Frugé said Smith has “far exceeded” his expectations and will no doubt continue to do so through the TL1 fellowship.
“Ms. Smith deserves this award because she has accepted numerous challenges to coordinate clinical trials, mentor undergraduates, analyze data, conduct literature reviews, write manuscripts and grants; all while taking classes and assisting with classes,” Frugé said, and in commending her work ethic, noted both the quality and quantity of contributions Smith has made to numerous peer-reviewed research publications. “This award is significant because Krissy combined my research interests with hers and is carving her own career path. She is already a successful scientist and has a very bright future ahead.”
In addition to her extensive research, Smith has also engaged the community with her dietetic work. Since she came to Auburn for her dietetic internship and master’s degree, she has worked in the East Alabama Medical Center and Auburn City Schools.
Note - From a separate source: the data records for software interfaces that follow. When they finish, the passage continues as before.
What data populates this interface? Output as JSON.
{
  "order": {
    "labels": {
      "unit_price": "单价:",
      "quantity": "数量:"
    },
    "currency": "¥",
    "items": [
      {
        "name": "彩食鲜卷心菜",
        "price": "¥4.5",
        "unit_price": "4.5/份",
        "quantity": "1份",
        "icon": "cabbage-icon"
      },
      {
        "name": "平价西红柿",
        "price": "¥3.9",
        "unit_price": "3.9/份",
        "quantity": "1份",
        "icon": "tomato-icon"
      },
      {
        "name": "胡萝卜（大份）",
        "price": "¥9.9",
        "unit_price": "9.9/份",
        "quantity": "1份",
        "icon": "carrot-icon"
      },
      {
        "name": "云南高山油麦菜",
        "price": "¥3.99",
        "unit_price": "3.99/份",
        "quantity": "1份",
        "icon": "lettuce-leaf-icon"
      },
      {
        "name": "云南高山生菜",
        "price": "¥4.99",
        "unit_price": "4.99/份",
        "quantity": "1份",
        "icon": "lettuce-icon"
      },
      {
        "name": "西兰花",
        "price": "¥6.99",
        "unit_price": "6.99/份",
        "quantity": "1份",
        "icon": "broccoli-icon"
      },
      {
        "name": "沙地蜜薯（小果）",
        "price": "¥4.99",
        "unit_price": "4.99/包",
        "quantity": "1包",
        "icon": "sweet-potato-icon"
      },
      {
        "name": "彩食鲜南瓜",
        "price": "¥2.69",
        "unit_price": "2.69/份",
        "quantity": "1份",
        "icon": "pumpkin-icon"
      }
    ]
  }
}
In the future, she aims to further bridge the knowledge gap between the research world and the general public.
According to Smith, all research translates to clinical practice, and the question leading her is: how can we better serve people?
“You get to see where these people are struggling and you get to interact with people who really need help,” Smith said. “Auburn is more than just a university. It’s a wonderful community. The professors are caring and supportive and get you where you need to go. Auburn helped show me who I am and brought my love of helping others to the forefront of my work.”
Get more information on Nutrition and Dietetics at Auburn University.